Parker is a pest and one of the smartest point guards playing the game today. If he were a featured player on another team, the public would probably view him much differently, but he unquestionably remains one of the most impactful point guards who has a tremendous understand of not only his own role, but how to make his teammates’ roles easier.
- Kyle Lowry – Toronto fans go crazy for Lowry, and they’ve launched a super-obnoxious All-Star campaign for the bulldog guard, but he deserves a nod as he’s become one of the better two-way guards in the league. Lowry is quite strong and makes life difficult on opposing point guards, whether he’s beating them up in the post or harassing them on defense. He’s also grown into the leader of a young Toronto team, capable of setting up teammates or getting his own buckets. He’s not ultra-great in any one aspect of the game, but his all-around ability helps him fill in the nooks and crannies for the Raptors.

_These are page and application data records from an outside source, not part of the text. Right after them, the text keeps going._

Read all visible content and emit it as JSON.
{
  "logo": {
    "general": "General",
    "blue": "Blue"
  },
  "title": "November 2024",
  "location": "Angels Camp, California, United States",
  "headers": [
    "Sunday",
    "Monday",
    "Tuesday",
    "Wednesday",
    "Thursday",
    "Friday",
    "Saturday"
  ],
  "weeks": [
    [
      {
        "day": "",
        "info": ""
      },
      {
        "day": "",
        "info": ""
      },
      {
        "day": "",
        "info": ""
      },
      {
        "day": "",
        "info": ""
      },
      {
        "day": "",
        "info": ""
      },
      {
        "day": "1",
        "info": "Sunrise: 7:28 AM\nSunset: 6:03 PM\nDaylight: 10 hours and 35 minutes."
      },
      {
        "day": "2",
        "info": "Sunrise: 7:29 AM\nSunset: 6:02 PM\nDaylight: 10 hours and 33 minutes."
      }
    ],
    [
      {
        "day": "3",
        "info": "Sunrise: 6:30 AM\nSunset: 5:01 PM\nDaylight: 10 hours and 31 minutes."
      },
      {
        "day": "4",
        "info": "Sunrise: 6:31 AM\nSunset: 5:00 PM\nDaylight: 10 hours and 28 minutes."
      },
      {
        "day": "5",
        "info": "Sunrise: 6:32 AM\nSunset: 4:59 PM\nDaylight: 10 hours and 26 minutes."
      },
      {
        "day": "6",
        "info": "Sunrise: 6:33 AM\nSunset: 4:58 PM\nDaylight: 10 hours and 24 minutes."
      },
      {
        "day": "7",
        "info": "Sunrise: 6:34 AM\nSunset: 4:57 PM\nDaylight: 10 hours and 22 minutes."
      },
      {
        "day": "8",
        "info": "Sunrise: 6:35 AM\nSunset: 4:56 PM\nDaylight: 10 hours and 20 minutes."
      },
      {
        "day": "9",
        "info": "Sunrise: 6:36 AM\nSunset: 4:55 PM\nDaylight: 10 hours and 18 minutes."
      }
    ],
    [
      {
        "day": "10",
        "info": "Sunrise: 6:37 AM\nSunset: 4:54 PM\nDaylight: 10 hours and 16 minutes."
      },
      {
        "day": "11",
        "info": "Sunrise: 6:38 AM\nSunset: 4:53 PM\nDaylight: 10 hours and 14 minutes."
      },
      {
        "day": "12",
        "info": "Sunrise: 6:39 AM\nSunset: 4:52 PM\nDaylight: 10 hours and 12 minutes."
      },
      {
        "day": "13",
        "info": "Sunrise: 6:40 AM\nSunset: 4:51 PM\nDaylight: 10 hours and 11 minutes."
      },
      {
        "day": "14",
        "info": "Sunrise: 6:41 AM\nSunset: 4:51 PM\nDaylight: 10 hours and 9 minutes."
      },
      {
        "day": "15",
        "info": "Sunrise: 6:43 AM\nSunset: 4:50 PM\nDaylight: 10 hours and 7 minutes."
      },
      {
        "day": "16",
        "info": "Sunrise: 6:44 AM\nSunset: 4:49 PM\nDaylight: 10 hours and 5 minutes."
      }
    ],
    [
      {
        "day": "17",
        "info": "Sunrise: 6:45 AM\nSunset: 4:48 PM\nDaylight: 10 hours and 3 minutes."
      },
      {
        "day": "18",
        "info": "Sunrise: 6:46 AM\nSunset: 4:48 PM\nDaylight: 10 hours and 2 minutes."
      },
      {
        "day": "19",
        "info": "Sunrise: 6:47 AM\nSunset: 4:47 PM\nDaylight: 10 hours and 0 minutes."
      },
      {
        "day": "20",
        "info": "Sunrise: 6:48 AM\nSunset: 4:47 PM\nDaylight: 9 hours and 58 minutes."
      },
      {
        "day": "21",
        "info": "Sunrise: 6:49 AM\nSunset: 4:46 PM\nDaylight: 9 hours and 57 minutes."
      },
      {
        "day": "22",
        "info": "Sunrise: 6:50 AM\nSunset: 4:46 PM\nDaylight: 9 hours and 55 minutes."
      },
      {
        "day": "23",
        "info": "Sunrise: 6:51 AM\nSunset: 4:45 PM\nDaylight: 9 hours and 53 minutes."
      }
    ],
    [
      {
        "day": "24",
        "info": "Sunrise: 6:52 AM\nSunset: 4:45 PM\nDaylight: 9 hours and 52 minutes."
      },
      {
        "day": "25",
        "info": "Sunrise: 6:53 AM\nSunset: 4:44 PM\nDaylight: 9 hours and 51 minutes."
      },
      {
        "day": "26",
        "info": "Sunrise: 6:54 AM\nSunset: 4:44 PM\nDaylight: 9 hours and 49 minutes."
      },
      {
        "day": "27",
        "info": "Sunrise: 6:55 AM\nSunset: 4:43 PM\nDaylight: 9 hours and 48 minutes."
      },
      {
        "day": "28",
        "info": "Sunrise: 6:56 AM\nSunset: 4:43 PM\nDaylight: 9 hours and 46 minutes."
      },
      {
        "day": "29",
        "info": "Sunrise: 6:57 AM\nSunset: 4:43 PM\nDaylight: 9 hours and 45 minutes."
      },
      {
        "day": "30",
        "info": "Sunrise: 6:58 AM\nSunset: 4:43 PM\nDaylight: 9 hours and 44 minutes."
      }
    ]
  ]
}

- Kyrie Irving – Irving’s defense still leaves much to be desired, and it sadly hasn’t improved even as the pressure has mounted this year in Cleveland. However, he’s picking his spots on offense better than ever, even with all the turmoil for this year’s Cavs, and the arrival of a point forward like LeBron has a lot to do with Irving’s much-criticized assist numbers. Irving certainly still has a way to go, but he’s one of the league’s most best scoring point guards.
- Goran Dragic – Dragic is set to make a lot of money this summer, as the lefty as asserted himself as one of the fearless players going to the basket who’s legitimately capable of scoring over anyone. His super-efficient numbers reflect that, but that doesn’t mean he can’t stroke the three-pointer as well. Like the rest of the Suns’ point guard rotation, he’s had to find his footing again during this season, but he’s remained an effective offensive table-setter, which is a testament to his ability to adapt as a point guard as well. He’s a solid defensive player, though he’s able to hide a bit behind the greatness of Eric Bledsoe, but he can defend two positions capably.
- Derrick Rose – Rounding out the top ten is surely another controversial choice, the former youngest MVP in NBA history. Rose has had a rough go in his return this year, but he’s had flashes of being his old self. He’s nowhere close to being back there totally, on either end of the floor, though he wasn’t a great defender to begin with. However, his confidence has demonstrably returned, and this pick is based on Rose’s past and future more than his shaky––but hopeful––present.
Apologies to Rajon Rondo, Jeff Teague, Eric Bledsoe, Ty Lawson, Kemba Walker, and Jrue Holiday.